Palestine has introduced state of emergency and curfew. This means that hotels in the West Bank do not receive guests and all tourist destinations and archaeological sites are closed. Movement restrictions have been imposed internally between West Bank cities and between Palestine and Israel. Therefore, it is no longer possible to travel through Israel or Jordan. The border between Gaza and Egypt is also closed, as well as the border with Israel. The Ministry of Foreign Affairs’ travel advice, which discourages all travel to or stay in Gaza, still applies.
You can find more information and guidance from the Norwegian health authorities on the website of the Norwegian Institute of Public Health. See also UD’s answers to frequently asked questions about travel and coronavirus.
See health related information for travelers on the World Health Organization (WHO) website.
Hospitals in Israel generally maintain a high standard. The price level of health services is higher than in Norway. Hospitals will demand payment for treatment and may take legal action to prevent leaving until the bill is paid. It is therefore recommended to have insurance taken before departure.
The hospitals in Palestine are of varying standards, but in most cases it will be possible in a short time to go to an Israeli hospital.
Travelers can find information on emergency services and 24-hour pharmacies in Israel in the English-language newspaper Jerusalem Post and the English edition of Ha’aretz.
The sanitary conditions are generally very good in both Israel and Palestine. Eating salads usually does not cause any problems. Tap water can be drunk in most places, but the quality can vary.
Palestine has a warm and sunny climate and it is important to use sunscreen with a sufficiently high sun factor to protect the skin. It is also important to drink plenty of water to prevent dehydration.
The most common western credit and debit cards can be used in the largest cities in Palestine at restaurants, shops, etc. and also for withdrawing local currency from ATMs. It is otherwise recommended to bring cash. Israeli shekel (NIS) is a viable currency in Palestine. Please note that taxis in Palestine do not accept credit cards as a means of payment.

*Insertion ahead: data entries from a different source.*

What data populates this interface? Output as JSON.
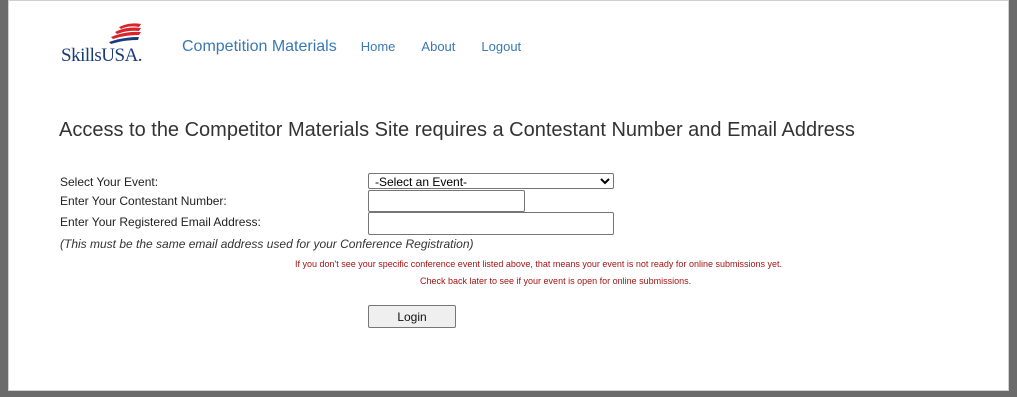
{
  "logo": {
    "text": "SkillsUSA."
  },
  "nav": {
    "brand": "Competition Materials",
    "links": [
      "Home",
      "About",
      "Logout"
    ]
  },
  "title": "Access to the Competitor Materials Site requires a Contestant Number and Email Address",
  "form": {
    "event_label": "Select Your Event:",
    "event_selected": "-Select an Event-",
    "contestant_label": "Enter Your Contestant Number:",
    "contestant_value": "",
    "email_label": "Enter Your Registered Email Address:",
    "email_value": "",
    "note": "(This must be the same email address used for your Conference Registration)",
    "warning_1": "If you don't see your specific conference event listed above, that means your event is not ready for online submissions yet.",
    "warning_2": "Check back later to see if your event is open for online submissions.",
    "login_label": "Login"
  },
  "colors": {
    "link": "#3a78b5",
    "warning": "#a31515",
    "brand_blue": "#1a3b7a",
    "brand_red": "#d9242b"
  }
}
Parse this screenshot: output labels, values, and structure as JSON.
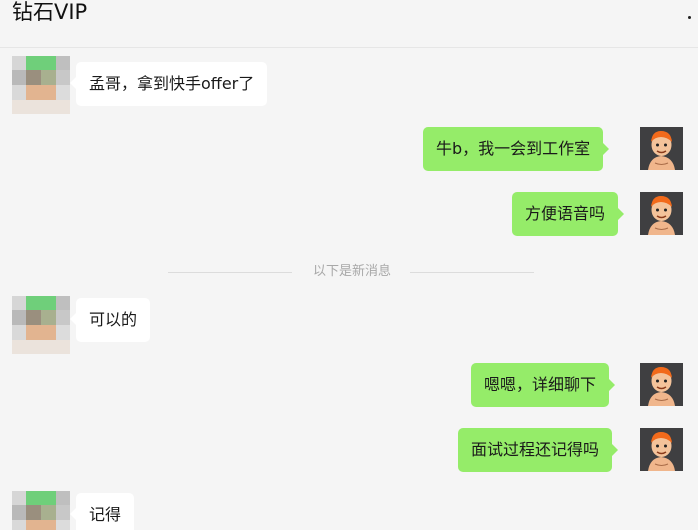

Travelers should always carry a passport, as Israeli security authorities regularly check identity cards in Palestine. When traveling on the Israeli-occupied West Bank, travelers cross military checkpoints, where passports and valid visas must be presented. Experience can take a long time to get through some checkpoints. Travelers who are stopped by Israeli security personnel upon entering Israel or Palestine or at checkpoints are advised to contact the Tel Aviv Embassy immediately on tel. +972 (0) 3744 1490 during office hours Monday-Friday (08.30-16, Friday to 15) or by phone +972 (0) 5445 81906 outside of office hours.
The official language of Palestine is Arabic, but many Palestinians also speak English. Friday is the holiday of Muslims, and most Palestinian stores close early or are closed all day.
The dates of the national holidays vary in Palestine. Ramadan is the Moslem fasting period of 30 days that ends with ´¨©d al-fitr, and the exact dates depend on the lunar phase.
The default time zone for Palestine is GMT +2. In summer, summer time is introduced and the time zone is then GMT +3. Palestine is therefore usually one hour ahead of Norway.
The current is 220 volts. There are good connections for GSM mobile phones throughout Israel and Palestine.
Emergency telephone numbers in Israel: Police – 100, ambulance – 101, fire – 102.